The high-end components work flawlessly. The cranks offer narrow tread and exactly the chainring choices the rider needs. The end result is a bike that handles better, climbs better, descends better and is less fatiguing to ride.
2. Durability: The hand-made bike has each tube carefully mitered. The best hand-made bikes are brazed by master craftsmen who knows their craft. You can be sure that there is braze in every joint, and that the frame will not fail prematurely. The bearings of the components are precision-ground, so they will last multiple times as long as those of a less expensive bike. The cranks are forged and thus stronger and more durable. Even the paint is more durable, because it has been applied over a primer coat, and then been baked and cured.
On the inexpensive production bike, the quality of construction simply is not the same. Every part of the bike is spec’d to the lowest cost, rather than the highest quality. This starts with the tubing, and continues to even the smallest screw. Depending on how much you ride, the production bike can be adequate, or it can be frustrating as parts wear out and have to be replaced.
3. Aesthetics: The careful construction of the handmade bike also shows in its appearance. The fork has a gentle curve rather than a dog-leg bend in the middle. The lugs are crisply filed. The rack sits in exactly the right place on top of the front wheel. The fenders follow the curve of the wheels. The components are polished rather than powdercoated. A bike like this is a joy to behold, and it will age well.

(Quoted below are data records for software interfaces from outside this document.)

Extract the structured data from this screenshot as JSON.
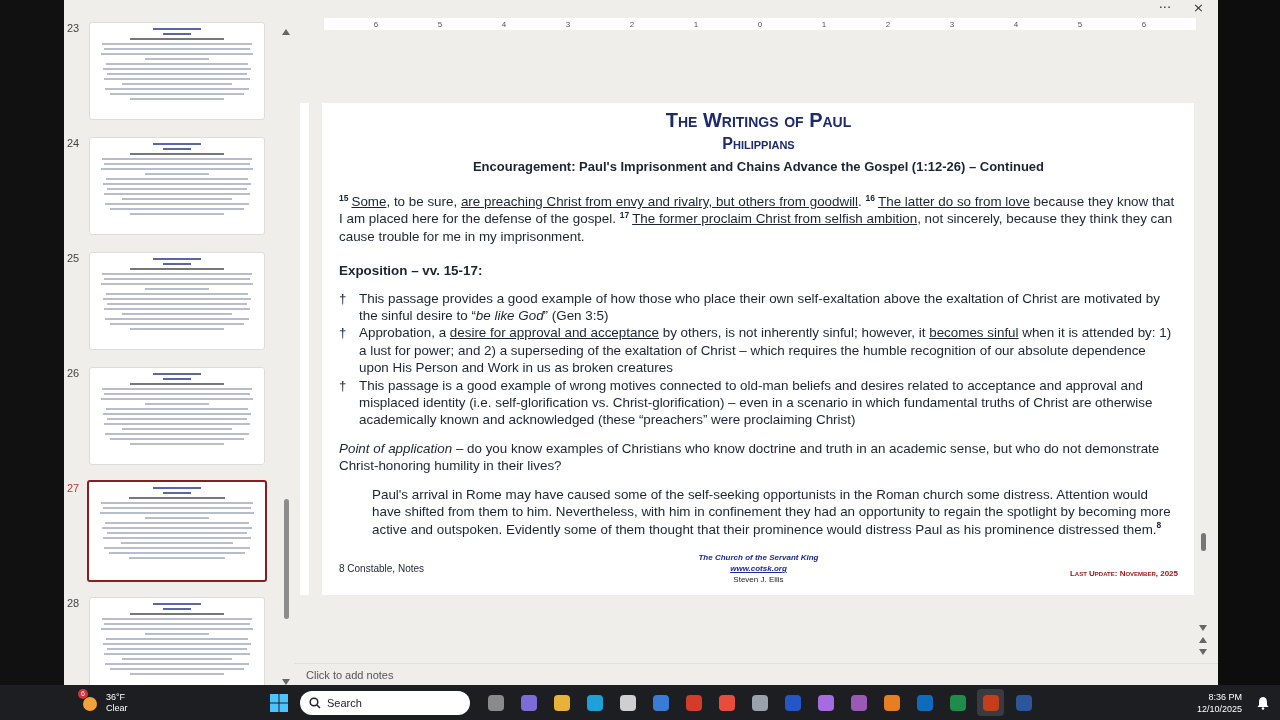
{
  "window": {
    "menu": "···",
    "close": "×"
  },
  "ruler": [
    "6",
    "5",
    "4",
    "3",
    "2",
    "1",
    "0",
    "1",
    "2",
    "3",
    "4",
    "5",
    "6"
  ],
  "thumbnails": [
    {
      "number": "23",
      "selected": false
    },
    {
      "number": "24",
      "selected": false
    },
    {
      "number": "25",
      "selected": false
    },
    {
      "number": "26",
      "selected": false
    },
    {
      "number": "27",
      "selected": true
    },
    {
      "number": "28",
      "selected": false
    }
  ],
  "slide": {
    "title": "The Writings of Paul",
    "subtitle": "Philippians",
    "heading": "Encouragement:  Paul's Imprisonment and Chains Advance the Gospel (1:12-26) – Continued",
    "scripture": [
      {
        "kind": "sup",
        "text": "15"
      },
      {
        "kind": "underline",
        "text": "Some"
      },
      {
        "kind": "plain",
        "text": ", to be sure, "
      },
      {
        "kind": "underline",
        "text": "are preaching Christ from envy and rivalry, but others from goodwill"
      },
      {
        "kind": "plain",
        "text": ". "
      },
      {
        "kind": "sup",
        "text": "16"
      },
      {
        "kind": "underline",
        "text": "The latter do so from love"
      },
      {
        "kind": "plain",
        "text": " because they know that I am placed here for the defense of the gospel. "
      },
      {
        "kind": "sup",
        "text": "17"
      },
      {
        "kind": "underline",
        "text": "The former proclaim Christ from selfish ambition"
      },
      {
        "kind": "plain",
        "text": ", not sincerely, because they think they can cause trouble for me in my imprisonment."
      }
    ],
    "exposition_heading": "Exposition – vv. 15-17:",
    "bullets": [
      {
        "marker": "†",
        "segments": [
          {
            "kind": "plain",
            "text": "This passage provides a good example of how those who place their own self-exaltation above the exaltation of Christ are motivated by the sinful desire to “"
          },
          {
            "kind": "italic",
            "text": "be like God"
          },
          {
            "kind": "plain",
            "text": "” (Gen 3:5)"
          }
        ]
      },
      {
        "marker": "†",
        "segments": [
          {
            "kind": "plain",
            "text": "Approbation, a "
          },
          {
            "kind": "underline",
            "text": "desire for approval and acceptance"
          },
          {
            "kind": "plain",
            "text": " by others, is not inherently sinful; however, it "
          },
          {
            "kind": "underline",
            "text": "becomes sinful"
          },
          {
            "kind": "plain",
            "text": " when it is attended by: 1) a lust for power; and 2) a superseding of the exaltation of Christ – which requires the humble recognition of our absolute dependence upon His Person and Work in us as broken creatures"
          }
        ]
      },
      {
        "marker": "†",
        "segments": [
          {
            "kind": "plain",
            "text": "This passage is a good example of wrong motives connected to old-man beliefs and desires related to acceptance and approval and misplaced identity (i.e. self-glorification vs. Christ-glorification) – even in a scenario in which fundamental truths of Christ are otherwise academically known and acknowledged (these “preachers” were proclaiming Christ)"
          }
        ]
      }
    ],
    "application": [
      {
        "kind": "italic",
        "text": "Point of application"
      },
      {
        "kind": "plain",
        "text": " – do you know examples of Christians who know doctrine and truth in an academic sense, but who do not demonstrate Christ-honoring humility in their lives?"
      }
    ],
    "quote": [
      {
        "kind": "plain",
        "text": "Paul's arrival in Rome may have caused some of the self-seeking opportunists in the Roman church some distress. Attention would have shifted from them to him. Nevertheless, with him in confinement they had an opportunity to regain the spotlight by becoming more active and outspoken. Evidently some of them thought that their prominence would distress Paul as his prominence distressed them."
      },
      {
        "kind": "sup",
        "text": "8"
      }
    ],
    "footnote": "8  Constable, Notes",
    "footer": {
      "church": "The Church of the Servant King",
      "website": "www.cotsk.org",
      "author": "Steven J. Ellis",
      "update": "Last Update:  November, 2025"
    }
  },
  "notes": {
    "placeholder": "Click to add notes"
  },
  "taskbar": {
    "weather": {
      "badge": "6",
      "temperature": "36°F",
      "condition": "Clear"
    },
    "search": {
      "placeholder": "Search"
    },
    "apps": [
      {
        "selected": false
      },
      {
        "selected": false
      },
      {
        "selected": false
      },
      {
        "selected": false
      },
      {
        "selected": false
      },
      {
        "selected": false
      },
      {
        "selected": false
      },
      {
        "selected": false
      },
      {
        "selected": false
      },
      {
        "selected": false
      },
      {
        "selected": false
      },
      {
        "selected": false
      },
      {
        "selected": false
      },
      {
        "selected": false
      },
      {
        "selected": false
      },
      {
        "selected": true
      },
      {
        "selected": false
      }
    ],
    "time": "8:36 PM",
    "date": "12/10/2025"
  }
}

Do you deserve a better bike?
The question for most riders is whether all this makes enough of a difference to warrant the extra expense. I believe this depends on how much you plan to ride the bike. If the bike is to serve for occasional rides, then the production bike may be all you need. But if you plan to ride more often and longer distances, you soon will appreciate the performance and durability of an excellent bicycle. Even the appearance is important: A beautiful bike will beckon you to ride more often.
The initial investment may seem high, but the better bike will be less expensive in the long run. Not only will its quality components last longer and require less maintenance, but you also will be less tempted to upgrade to a “better” bike.
In the end, every cyclist chooses for him/herself where they are willing to make compromises. Some don’t care much about aesthetics, others don’t need speed. Knowing what the trade-offs are allows you to make an informed choice.